Find every line in the data that contains the word "JSON". Return each of those lines.

START Data provided

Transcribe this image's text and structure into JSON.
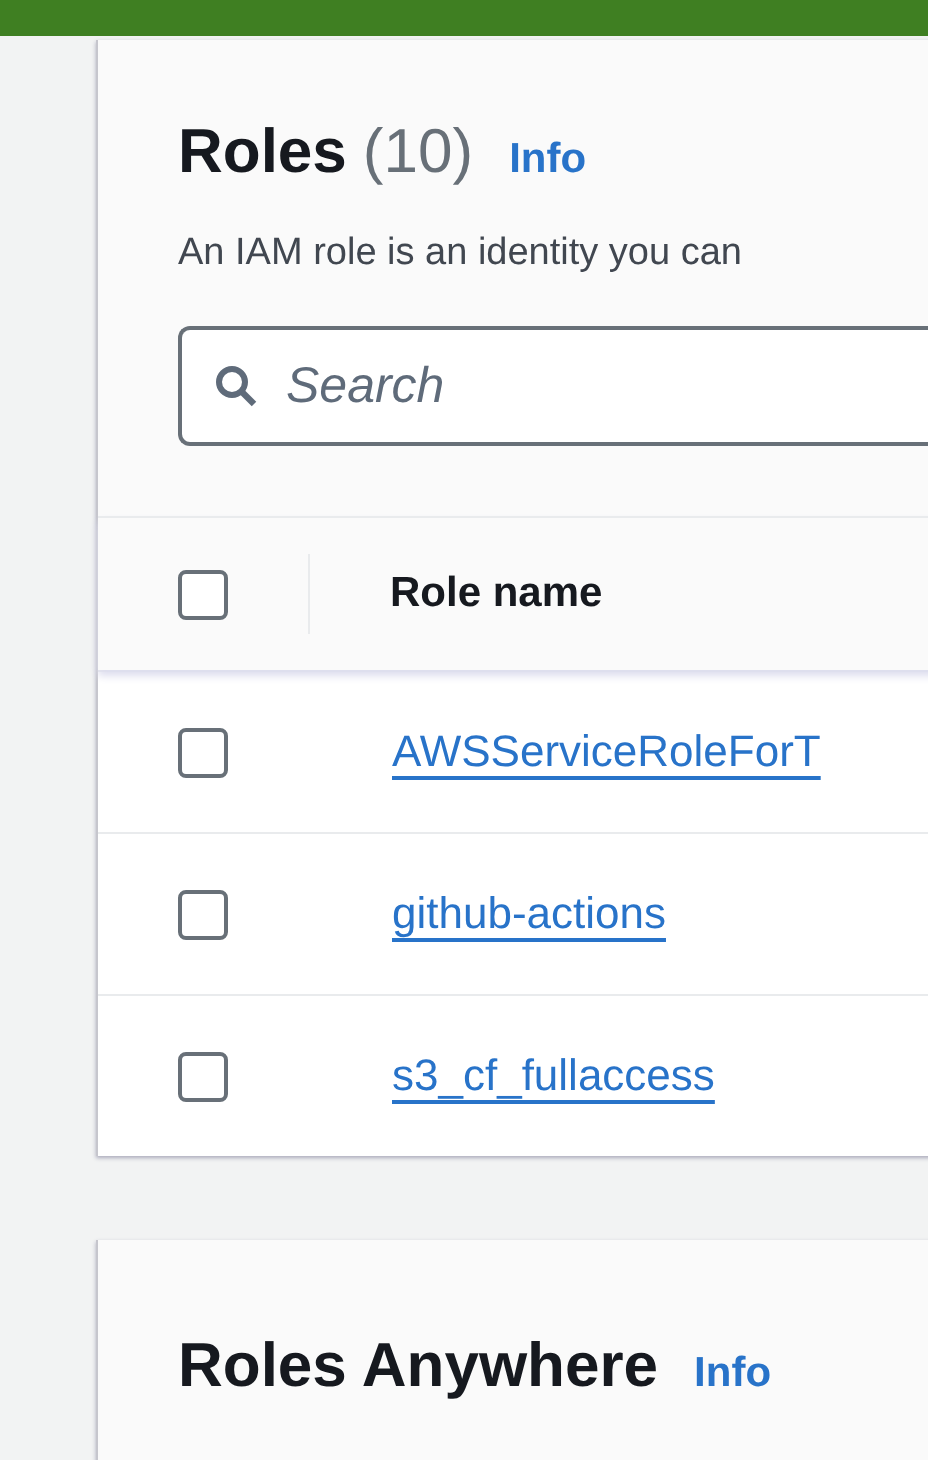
{
  "roles": {
    "title": "Roles",
    "count": "(10)",
    "info": "Info",
    "description": "An IAM role is an identity you can",
    "search": {
      "placeholder": "Search"
    },
    "table": {
      "header_checked": false,
      "columns": [
        "Role name"
      ],
      "rows": [
        {
          "name": "AWSServiceRoleForT",
          "checked": false
        },
        {
          "name": "github-actions",
          "checked": false
        },
        {
          "name": "s3_cf_fullaccess",
          "checked": false
        }
      ]
    }
  },
  "roles_anywhere": {
    "title": "Roles Anywhere",
    "info": "Info"
  }
}
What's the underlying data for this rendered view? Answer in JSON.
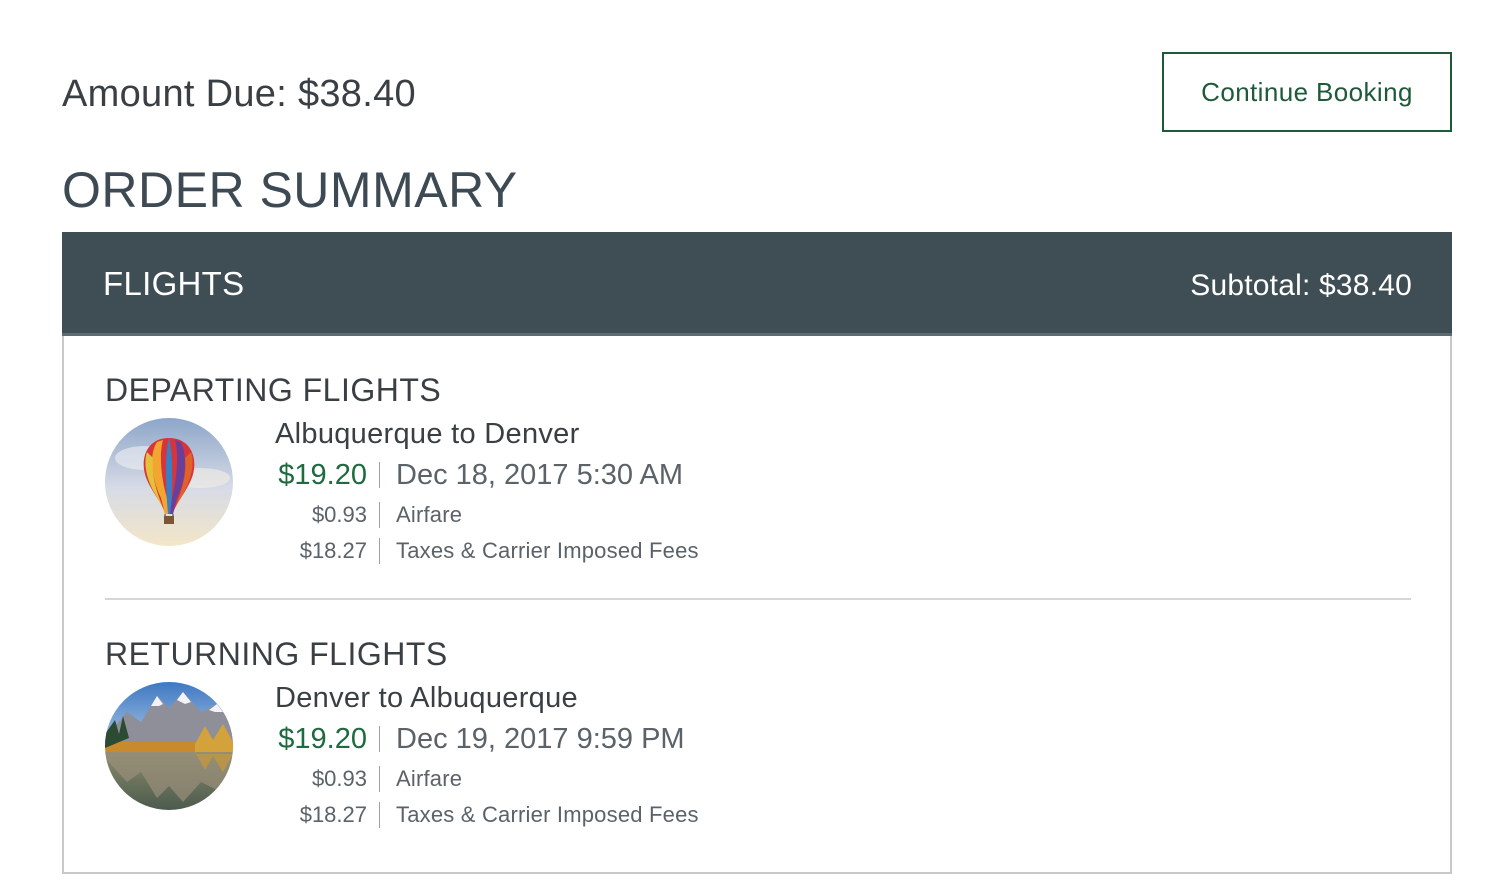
{
  "amount_due": "Amount Due: $38.40",
  "continue_button": "Continue Booking",
  "order_summary_title": "ORDER SUMMARY",
  "flights": {
    "header_label": "FLIGHTS",
    "subtotal": "Subtotal: $38.40",
    "departing": {
      "section_title": "DEPARTING FLIGHTS",
      "image_icon": "hot-air-balloon-image",
      "route": "Albuquerque to Denver",
      "price": "$19.20",
      "datetime": "Dec 18, 2017 5:30 AM",
      "airfare_amount": "$0.93",
      "airfare_label": "Airfare",
      "taxes_amount": "$18.27",
      "taxes_label": "Taxes & Carrier Imposed Fees"
    },
    "returning": {
      "section_title": "RETURNING FLIGHTS",
      "image_icon": "mountain-lake-image",
      "route": "Denver to Albuquerque",
      "price": "$19.20",
      "datetime": "Dec 19, 2017 9:59 PM",
      "airfare_amount": "$0.93",
      "airfare_label": "Airfare",
      "taxes_amount": "$18.27",
      "taxes_label": "Taxes & Carrier Imposed Fees"
    }
  },
  "colors": {
    "accent_green": "#1e5a3a",
    "price_green": "#1e6b3f",
    "header_bg": "#3f4d55",
    "text_dark": "#3a3f44"
  }
}
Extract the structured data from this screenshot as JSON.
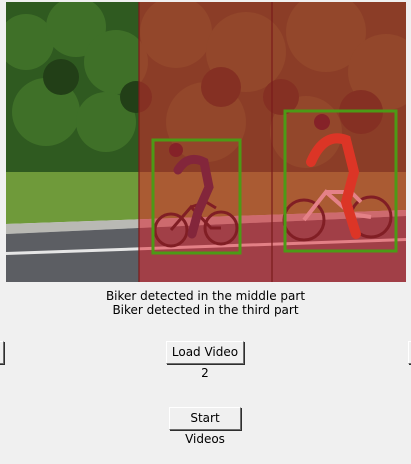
{
  "status": {
    "line1": "Biker detected in the middle part",
    "line2": "Biker detected in the third part"
  },
  "buttons": {
    "load_video_2": "Load Video 2",
    "start_videos": "Start Videos"
  },
  "colors": {
    "overlay": "#e0232e",
    "detection_box": "#4c9a16",
    "background": "#f0f0f0"
  }
}
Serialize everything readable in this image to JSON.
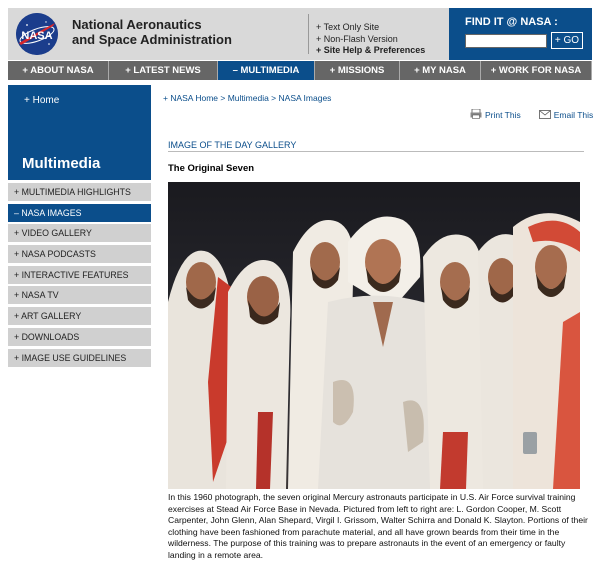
{
  "header": {
    "agency_line1": "National Aeronautics",
    "agency_line2": "and Space Administration",
    "util_links": [
      "+ Text Only Site",
      "+ Non-Flash Version",
      "+ Site Help & Preferences"
    ],
    "find_title": "FIND IT @ NASA :",
    "find_button": "+ GO",
    "logo_text": "NASA"
  },
  "nav": [
    "+ ABOUT NASA",
    "+ LATEST NEWS",
    "– MULTIMEDIA",
    "+ MISSIONS",
    "+ MY NASA",
    "+ WORK FOR NASA"
  ],
  "sidebar": {
    "home": "+ Home",
    "title": "Multimedia",
    "items": [
      "+ MULTIMEDIA HIGHLIGHTS",
      "– NASA IMAGES",
      "+ VIDEO GALLERY",
      "+ NASA PODCASTS",
      "+ INTERACTIVE FEATURES",
      "+ NASA TV",
      "+ ART GALLERY",
      "+ DOWNLOADS",
      "+ IMAGE USE GUIDELINES"
    ]
  },
  "breadcrumb": "+ NASA Home > Multimedia > NASA Images",
  "tools": {
    "print": "Print This",
    "email": "Email This"
  },
  "gallery_title": "IMAGE OF THE DAY GALLERY",
  "image_title": "The Original Seven",
  "caption": "In this 1960 photograph, the seven original Mercury astronauts participate in U.S. Air Force survival training exercises at Stead Air Force Base in Nevada. Pictured from left to right are: L. Gordon Cooper, M. Scott Carpenter, John Glenn, Alan Shepard, Virgil I. Grissom, Walter Schirra and Donald K. Slayton. Portions of their clothing have been fashioned from parachute material, and all have grown beards from their time in the wilderness. The purpose of this training was to prepare astronauts in the event of an emergency or faulty landing in a remote area.",
  "colors": {
    "brand_blue": "#0b4e8b",
    "nav_gray": "#666666",
    "side_gray": "#d0d0d0"
  }
}
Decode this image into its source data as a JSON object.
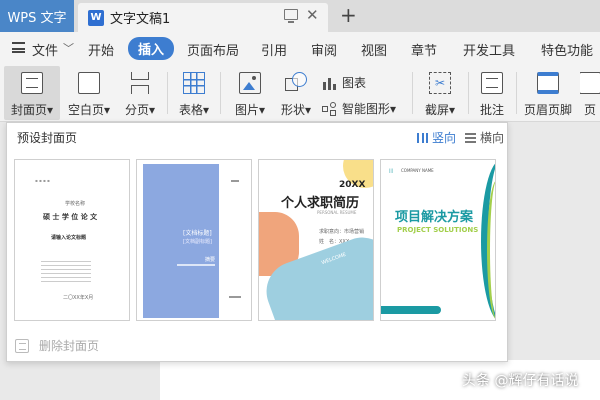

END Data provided

*Worked solution:*
Transcribe this image's text and structure into JSON.
What's the underlying data for this rendered view? Answer in JSON.
Extract the structured data from this screenshot as JSON.
Serialize everything readable in this image to JSON.
Decode this image into its source data as a JSON object.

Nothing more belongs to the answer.